Toward a Phenomenology of the Anxious Body

Final Report Summary - TPAB (Toward a Phenomenology of the Anxious Body)

Toward a Phenomenology of the Anxious Body (TPAB) is a study of anxiety, which employs an interdisciplinary methodology involving philosophy, cognitive science, and psychoanalysis. While the concept of anxiety has assumed a central role in the history of philosophy since the time of

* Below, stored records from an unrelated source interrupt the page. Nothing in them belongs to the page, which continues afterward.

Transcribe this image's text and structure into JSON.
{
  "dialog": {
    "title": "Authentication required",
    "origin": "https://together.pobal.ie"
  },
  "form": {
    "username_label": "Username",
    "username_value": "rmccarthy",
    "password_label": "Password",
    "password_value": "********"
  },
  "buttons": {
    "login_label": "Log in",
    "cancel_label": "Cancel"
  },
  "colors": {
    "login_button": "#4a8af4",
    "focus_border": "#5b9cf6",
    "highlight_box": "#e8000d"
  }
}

Kierkegaard up to Heidegger, a sustained and rigorous study of anxiety and the bodily self remains incomplete. The TPAB project attends to this oversight. To achieve this, the project uses an original and novel methodology that combines a first-person perspective with theories of psychoanalysis as well as recent empirical work. To understand the meaning of anxiety as it plays a role in our theoretical and experiential account of being a bodily subject, more than one disciplinary perspective is required. Anxiety’s complexity exceeds the confines of any given method, and therefore implicates an interdisciplinary methodology involving philosophy, cognitive science, and psychoanalysis by necessity. While maintaining phenomenology as a foundation, the justification for incorporating other approaches is to establish a mutually edifying and complementary dialogue, which can allow us to gain a broader perspective of anxiety than would be available from one perspective alone.

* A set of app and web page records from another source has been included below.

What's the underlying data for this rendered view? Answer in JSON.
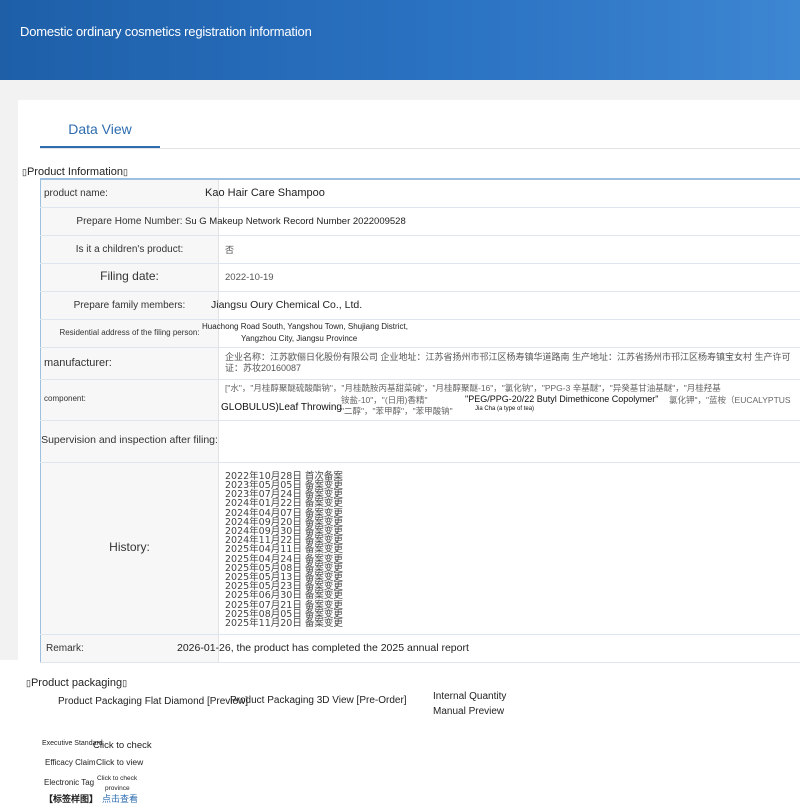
{
  "header": {
    "title": "Domestic ordinary cosmetics registration information"
  },
  "tabs": [
    {
      "label": "Data View"
    }
  ],
  "product_section": {
    "title": "Product Information"
  },
  "rows": {
    "product_name": {
      "label": "product name:",
      "value": "Kao Hair Care Shampoo"
    },
    "record_number": {
      "label": "Prepare Home Number:",
      "value": "Su G Makeup Network Record Number 2022009528"
    },
    "children": {
      "label": "Is it a children's product:",
      "value": "否"
    },
    "filing_date": {
      "label": "Filing date:",
      "value": "2022-10-19"
    },
    "family_members": {
      "label": "Prepare family members:",
      "value": "Jiangsu Oury Chemical Co., Ltd."
    },
    "residential": {
      "label": "Residential address of the filing person:",
      "value_line1": "Huachong Road South, Yangshou Town, Shujiang District,",
      "value_line2": "Yangzhou City, Jiangsu Province"
    },
    "manufacturer": {
      "label": "manufacturer:",
      "value": "企业名称：江苏欧俪日化股份有限公司 企业地址：江苏省扬州市邗江区杨寿镇华道路南 生产地址：江苏省扬州市邗江区杨寿镇宝女村 生产许可证：苏妆20160087"
    },
    "component": {
      "label": "component:",
      "value_cn1": "[\"水\"，\"月桂醇聚醚硫酸酯钠\"，\"月桂酰胺丙基甜菜碱\"，\"月桂醇聚醚-16\"，\"氯化钠\"，\"PPG-3 辛基醚\"，\"异癸基甘油基醚\"，\"月桂羟基",
      "value_cn2": "铵盐-10\"，\"(日用)香精\"",
      "value_en1": "\"PEG/PPG-20/22 Butyl Dimethicone Copolymer\"",
      "value_cn3": "氯化钾\"，\"蓝桉（EUCALYPTUS",
      "value_en2": "GLOBULUS)Leaf Throwing",
      "value_cn4": "\"二醇\"，\"苯甲醇\"，\"苯甲酸钠\"",
      "value_en3": "Jia Cha (a type of tea)"
    },
    "supervision": {
      "label": "Supervision and inspection after filing:",
      "value": ""
    },
    "history": {
      "label": "History:",
      "items": [
        "2022年10月28日 首次备案",
        "2023年05月05日 备案变更",
        "2023年07月24日 备案变更",
        "2024年01月22日 备案变更",
        "2024年04月07日 备案变更",
        "2024年09月20日 备案变更",
        "2024年09月30日 备案变更",
        "2024年11月22日 备案变更",
        "2025年04月11日 备案变更",
        "2025年04月24日 备案变更",
        "2025年05月08日 备案变更",
        "2025年05月13日 备案变更",
        "2025年05月23日 备案变更",
        "2025年06月30日 备案变更",
        "2025年07月21日 备案变更",
        "2025年08月05日 备案变更",
        "2025年11月20日 备案变更"
      ]
    },
    "remark": {
      "label": "Remark:",
      "value": "2026-01-26, the product has completed the 2025 annual report"
    }
  },
  "packaging": {
    "title": "Product packaging",
    "flat": "Product Packaging Flat Diamond [Preview]",
    "view3d": "Product Packaging 3D View [Pre-Order]",
    "internal_line1": "Internal Quantity",
    "internal_line2": "Manual Preview"
  },
  "extras": {
    "exec_label": "Executive Standard",
    "exec_link": "Click to check",
    "efficacy_label": "Efficacy Claim",
    "efficacy_link": "Click to view",
    "etag_label": "Electronic Tag",
    "etag_link_line1": "Click to check",
    "etag_link_line2": "province",
    "bottom_label": "【标签样图】",
    "bottom_link": "点击查看"
  },
  "colors": {
    "header": "#1e5fa8",
    "accent": "#2e6db0",
    "table_border": "#9ec0e0"
  }
}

Employing this framework, the project sets out to achieve the following aims:
1. RO1. To investigate the relation between anxiety and bodily subjectivity by focusing on key issues such as bodily ownership, bodily identification, and the materiality of the self. To ascertain to what extent anxiety challenges existing ideas of subjectivity.
2. RO2. To investigate the role other people play in contributing to the anxious person’s sense of self.
Moreover, to suggest that intersubjectivity is fundamentally an issue of intercorporeality (i.e. that the relation between self and other is founded in the body).
3. RO3. To explore how the anxious person’s bodily experience is manifest in their relation with spatiality. In particular, to argue that spatiality, far from a homogenous backdrop to experience, is co-constituted between body and world via the idea of mood.
4. RO4. To explore the issue of anxiety within notions of wellbeing and normativity. To achieve this by placing phenomenology and psychoanalysis in dialogue with one another. In doing so, to make an original contribution to the treatment and understanding of anxiety from both a theoretical and applied context.